**TASK PROMPT**:
Below are records; count how many of their lines contain the string "Members", and give only that number.

**DATA FOR THE TASK**:
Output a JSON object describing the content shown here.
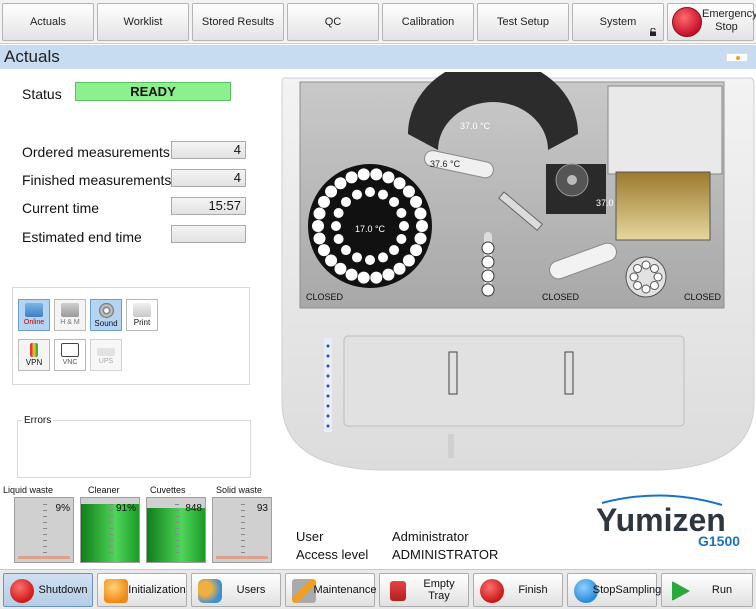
{
  "nav": {
    "actuals": "Actuals",
    "worklist": "Worklist",
    "stored_results": "Stored Results",
    "qc": "QC",
    "calibration": "Calibration",
    "test_setup": "Test Setup",
    "system": "System",
    "emergency_stop_line1": "Emergency",
    "emergency_stop_line2": "Stop"
  },
  "page": {
    "title": "Actuals"
  },
  "status": {
    "label": "Status",
    "value": "READY"
  },
  "measurements": {
    "ordered_label": "Ordered measurements",
    "ordered_value": "4",
    "finished_label": "Finished measurements",
    "finished_value": "4",
    "current_time_label": "Current time",
    "current_time_value": "15:57",
    "estimated_end_label": "Estimated end time",
    "estimated_end_value": ""
  },
  "connectivity": {
    "online": "Online",
    "hm": "H & M",
    "sound": "Sound",
    "print": "Print",
    "vpn": "VPN",
    "vnc": "VNC",
    "ups": "UPS"
  },
  "errors": {
    "label": "Errors"
  },
  "gauges": [
    {
      "label": "Liquid waste",
      "value": "9%",
      "fill_pct": 9
    },
    {
      "label": "Cleaner",
      "value": "91%",
      "fill_pct": 91
    },
    {
      "label": "Cuvettes",
      "value": "848",
      "fill_pct": 85
    },
    {
      "label": "Solid waste",
      "value": "93",
      "fill_pct": 9
    }
  ],
  "instrument": {
    "reagent_arc_temp": "37.0 °C",
    "probe_temp": "37.6 °C",
    "sample_disc_temp": "17.0 °C",
    "rotor_temp": "37.0 °C",
    "closed_left": "CLOSED",
    "closed_middle": "CLOSED",
    "closed_right": "CLOSED"
  },
  "user": {
    "user_label": "User",
    "user_value": "Administrator",
    "access_label": "Access level",
    "access_value": "ADMINISTRATOR"
  },
  "brand": {
    "name": "Yumizen",
    "model": "G1500"
  },
  "toolbar": {
    "shutdown": "Shutdown",
    "initialization": "Initialization",
    "users": "Users",
    "maintenance": "Maintenance",
    "empty_tray": "Empty Tray",
    "finish": "Finish",
    "stop_sampling_line1": "Stop",
    "stop_sampling_line2": "Sampling",
    "run": "Run"
  },
  "colors": {
    "status_ready": "#8df08f",
    "title_bar": "#c7dcf0",
    "gauge_green": "#2fb53b",
    "brand_blue": "#1a73c6",
    "emergency_red": "#c8102e"
  }
}
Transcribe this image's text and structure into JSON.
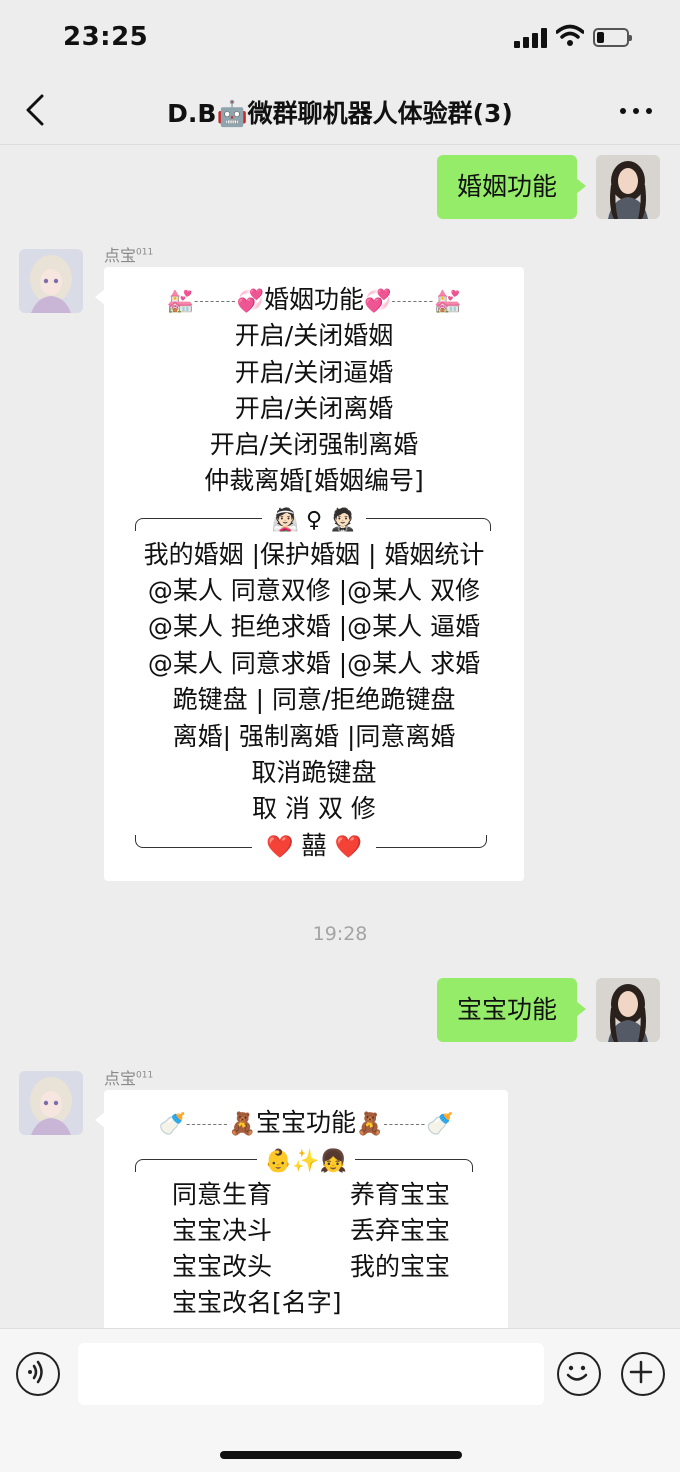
{
  "status_bar": {
    "time": "23:25"
  },
  "header": {
    "title": "D.B🤖微群聊机器人体验群(3)"
  },
  "messages": {
    "m1": {
      "text": "婚姻功能"
    },
    "m2": {
      "sender": "点宝",
      "sender_sup": "011",
      "title_line": "婚姻功能",
      "lines": [
        "开启/关闭婚姻",
        "开启/关闭逼婚",
        "开启/关闭离婚",
        "开启/关闭强制离婚",
        "仲裁离婚[婚姻编号]"
      ],
      "divider_symbol": "♀",
      "lines2": [
        "我的婚姻 |保护婚姻 | 婚姻统计",
        "@某人 同意双修 |@某人 双修",
        "@某人 拒绝求婚 |@某人 逼婚",
        "@某人 同意求婚 |@某人 求婚",
        "跪键盘 | 同意/拒绝跪键盘",
        "离婚| 强制离婚 |同意离婚",
        "取消跪键盘",
        "取 消 双 修"
      ],
      "footer_char": "囍"
    },
    "timestamp": "19:28",
    "m3": {
      "text": "宝宝功能"
    },
    "m4": {
      "sender": "点宝",
      "sender_sup": "011",
      "title_line": "宝宝功能",
      "grid": [
        [
          "同意生育",
          "养育宝宝"
        ],
        [
          "宝宝决斗",
          "丢弃宝宝"
        ],
        [
          "宝宝改头",
          "我的宝宝"
        ],
        [
          "宝宝改名[名字]",
          ""
        ]
      ]
    }
  },
  "colors": {
    "outgoing_bubble": "#95ec69",
    "background": "#ededed"
  },
  "icons": [
    "back-icon",
    "more-icon",
    "voice-icon",
    "emoji-icon",
    "plus-icon"
  ]
}
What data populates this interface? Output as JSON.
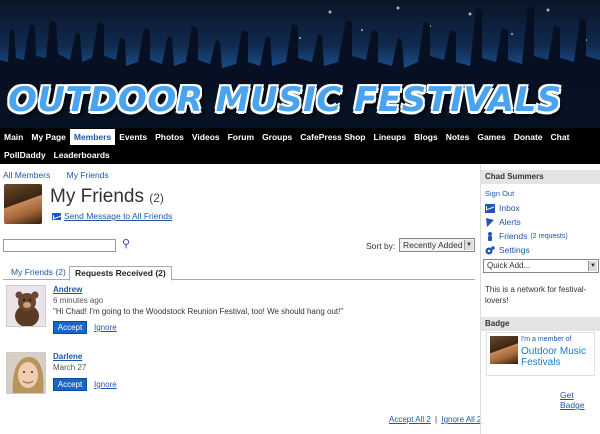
{
  "banner": {
    "title": "Outdoor Music Festivals"
  },
  "nav": {
    "row1": [
      "Main",
      "My Page",
      "Members",
      "Events",
      "Photos",
      "Videos",
      "Forum",
      "Groups",
      "CafePress Shop",
      "Lineups",
      "Blogs",
      "Notes",
      "Games",
      "Donate",
      "Chat"
    ],
    "row2": [
      "PollDaddy",
      "Leaderboards"
    ],
    "active": "Members"
  },
  "breadcrumb": {
    "all_members": "All Members",
    "my_friends": "My Friends"
  },
  "page": {
    "title": "My Friends",
    "count": "(2)",
    "send_message": "Send Message to All Friends"
  },
  "search": {
    "value": "",
    "placeholder": ""
  },
  "sort": {
    "label": "Sort by:",
    "selected": "Recently Added"
  },
  "tabs": {
    "my_friends": "My Friends (2)",
    "requests_received": "Requests Received (2)"
  },
  "requests": [
    {
      "name": "Andrew",
      "time": "6 minutes ago",
      "message": "\"Hi Chad! I'm going to the Woodstock Reunion Festival, too! We should hang out!\"",
      "accept": "Accept",
      "ignore": "Ignore"
    },
    {
      "name": "Darlene",
      "time": "March 27",
      "message": "",
      "accept": "Accept",
      "ignore": "Ignore"
    }
  ],
  "bulk": {
    "accept_all": "Accept All 2",
    "separator": "|",
    "ignore_all": "Ignore All 2"
  },
  "sidebar": {
    "user_name": "Chad Summers",
    "sign_out": "Sign Out",
    "inbox": "Inbox",
    "alerts": "Alerts",
    "friends": "Friends",
    "friends_requests": "(2 requests)",
    "settings": "Settings",
    "quick_add": "Quick Add...",
    "network_desc": "This is a network for festival-lovers!",
    "badge_heading": "Badge",
    "badge_line1": "I'm a member of",
    "badge_line2": "Outdoor Music Festivals",
    "get_badge": "Get Badge"
  },
  "colors": {
    "link": "#1f57a8",
    "accept_button": "#1a66c6",
    "nav_bg": "#000000"
  }
}
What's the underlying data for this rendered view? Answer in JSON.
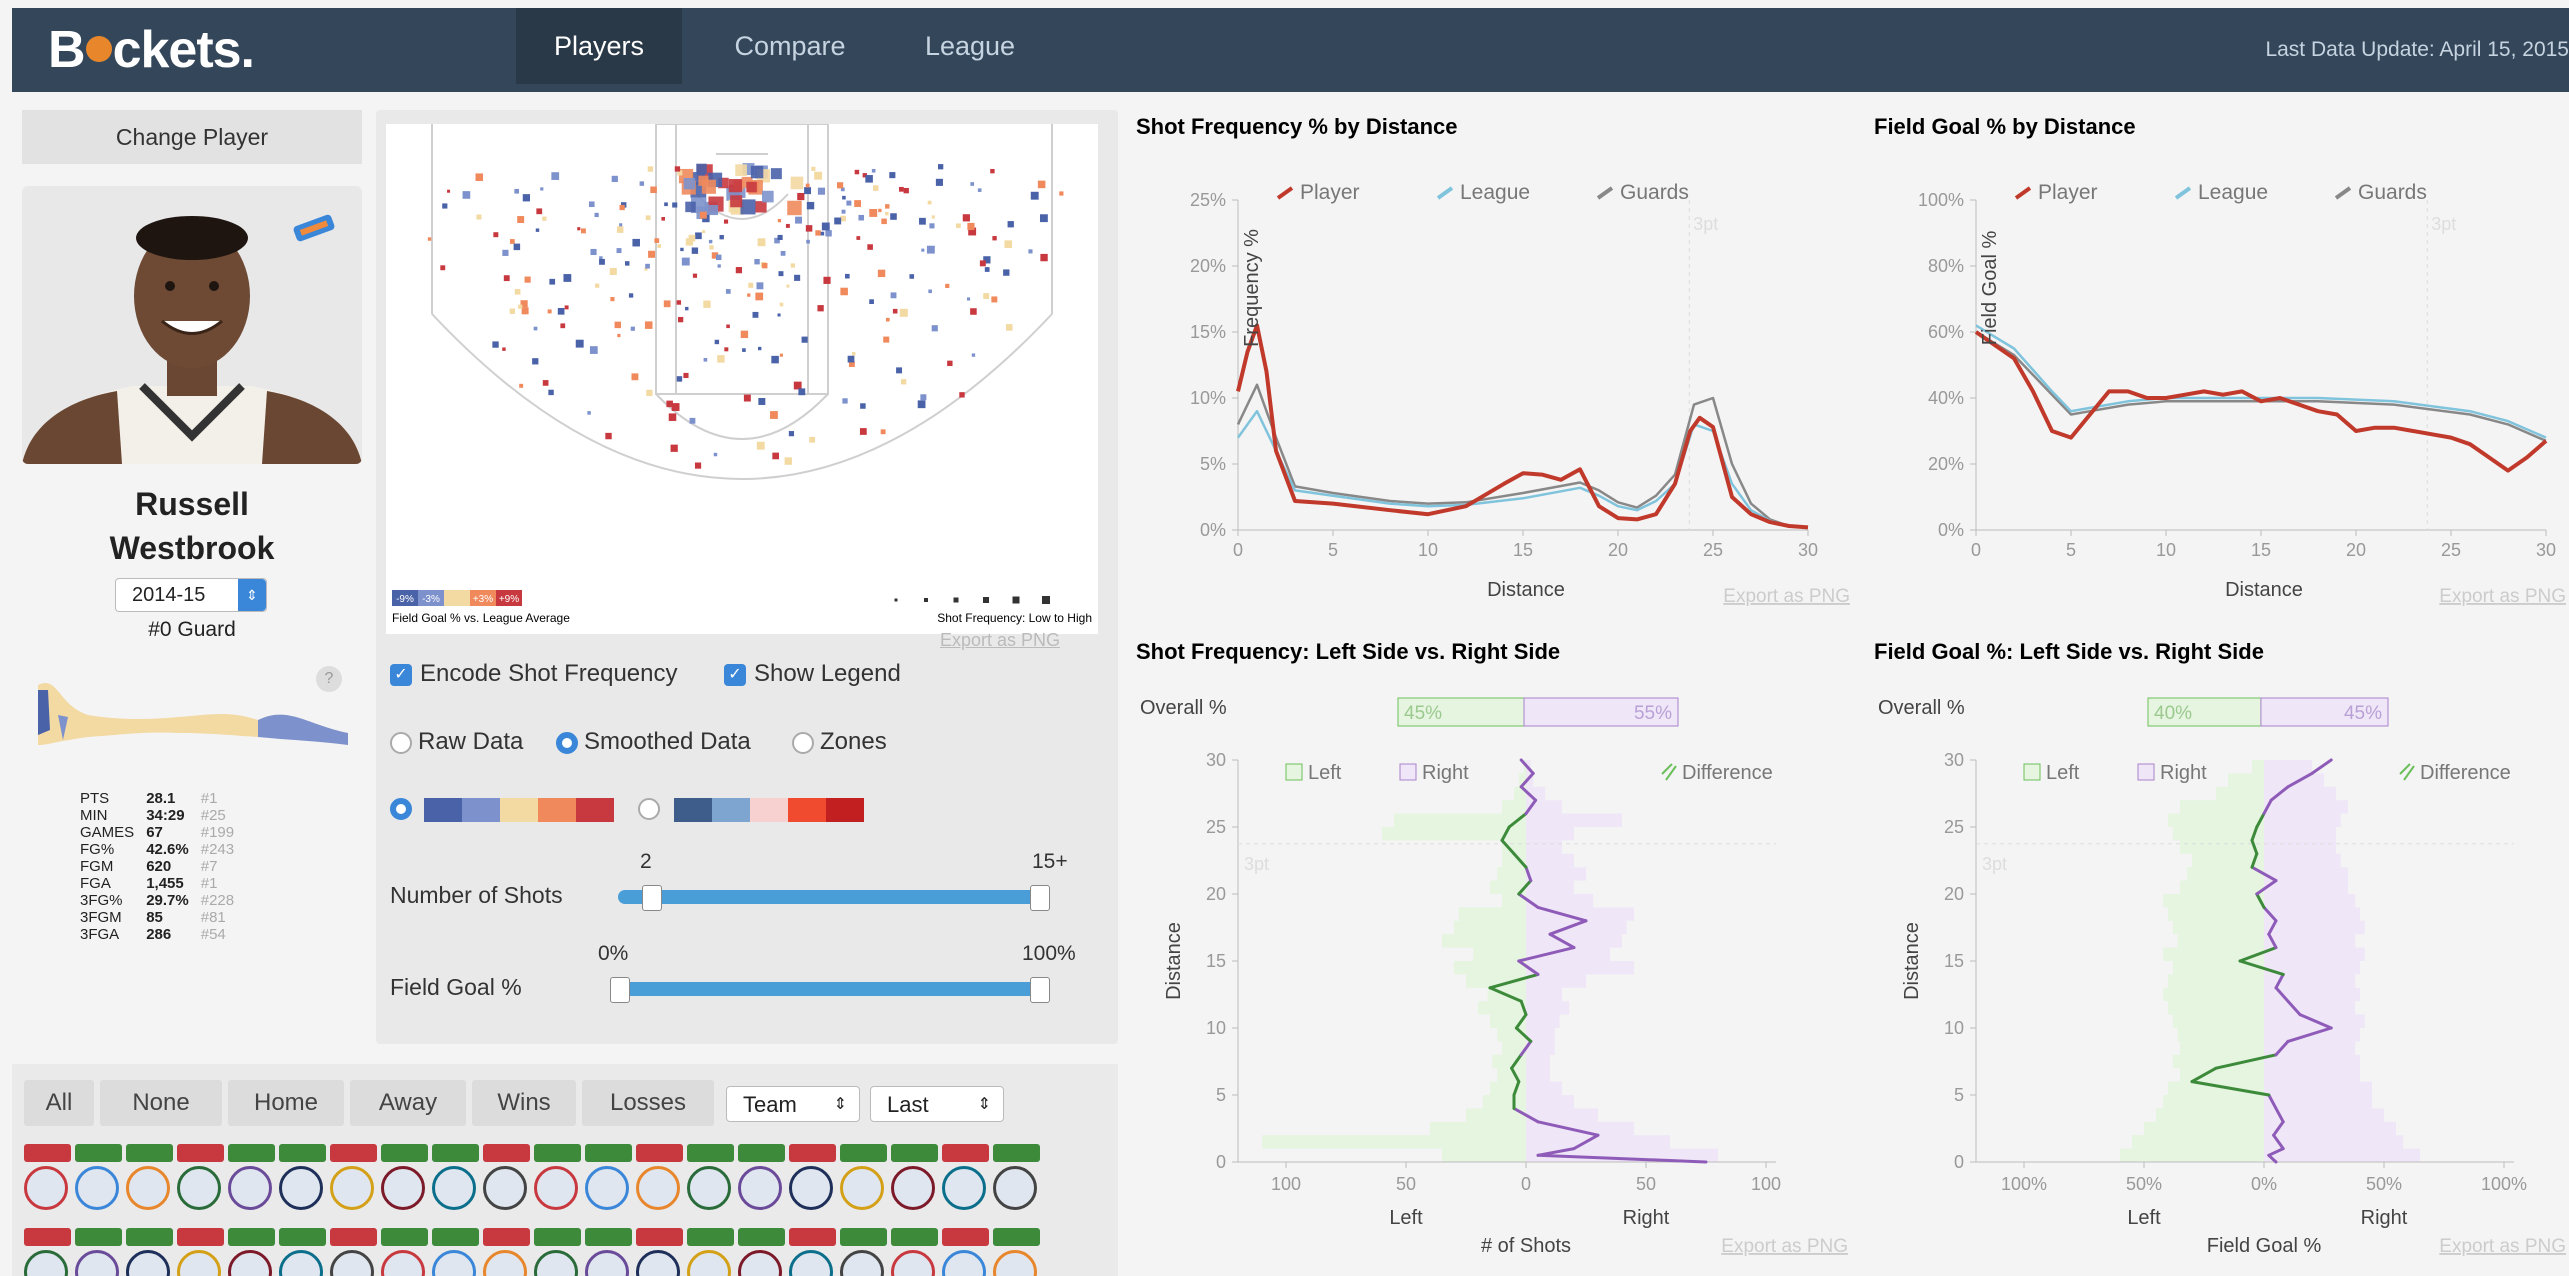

**YOUR SOLUTION**:
3